▶ _Description of the task_:
Every entry should be repeated exactly. Omit the pictures.

▶ _Stored data_:
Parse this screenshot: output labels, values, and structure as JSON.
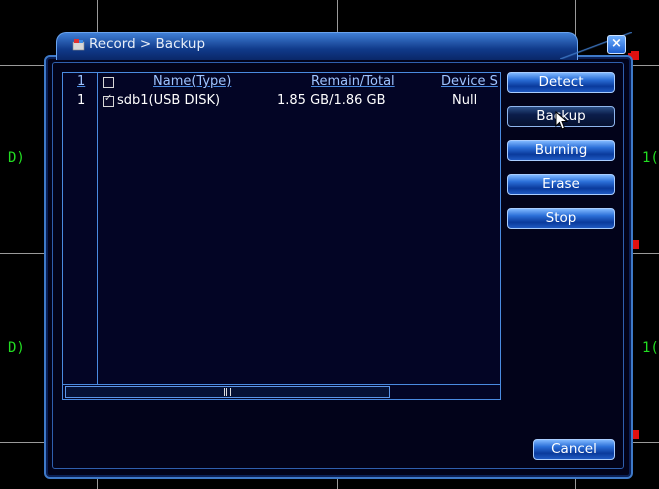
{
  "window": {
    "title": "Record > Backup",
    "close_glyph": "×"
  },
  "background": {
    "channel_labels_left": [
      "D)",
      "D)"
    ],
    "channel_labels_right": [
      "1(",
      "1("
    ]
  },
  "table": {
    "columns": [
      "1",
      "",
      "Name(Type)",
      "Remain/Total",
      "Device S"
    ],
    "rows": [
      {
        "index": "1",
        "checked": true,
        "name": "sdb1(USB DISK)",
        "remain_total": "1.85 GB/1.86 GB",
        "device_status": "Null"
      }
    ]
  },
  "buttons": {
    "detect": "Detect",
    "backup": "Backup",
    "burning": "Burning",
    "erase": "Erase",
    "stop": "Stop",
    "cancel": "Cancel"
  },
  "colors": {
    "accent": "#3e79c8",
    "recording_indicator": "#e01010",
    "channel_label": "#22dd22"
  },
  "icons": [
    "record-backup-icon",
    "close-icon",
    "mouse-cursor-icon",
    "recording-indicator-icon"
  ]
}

▶ _Output of the task_:
Parse this screenshot: output labels, values, and structure as JSON.
{
  "window": {
    "title": "Record > Backup",
    "close_glyph": "×"
  },
  "background": {
    "channel_labels_left": [
      "D)",
      "D)"
    ],
    "channel_labels_right": [
      "1(",
      "1("
    ]
  },
  "table": {
    "columns": [
      "1",
      "",
      "Name(Type)",
      "Remain/Total",
      "Device S"
    ],
    "rows": [
      {
        "index": "1",
        "checked": true,
        "name": "sdb1(USB DISK)",
        "remain_total": "1.85 GB/1.86 GB",
        "device_status": "Null"
      }
    ]
  },
  "buttons": {
    "detect": "Detect",
    "backup": "Backup",
    "burning": "Burning",
    "erase": "Erase",
    "stop": "Stop",
    "cancel": "Cancel"
  },
  "colors": {
    "accent": "#3e79c8",
    "recording_indicator": "#e01010",
    "channel_label": "#22dd22"
  },
  "icons": [
    "record-backup-icon",
    "close-icon",
    "mouse-cursor-icon",
    "recording-indicator-icon"
  ]
}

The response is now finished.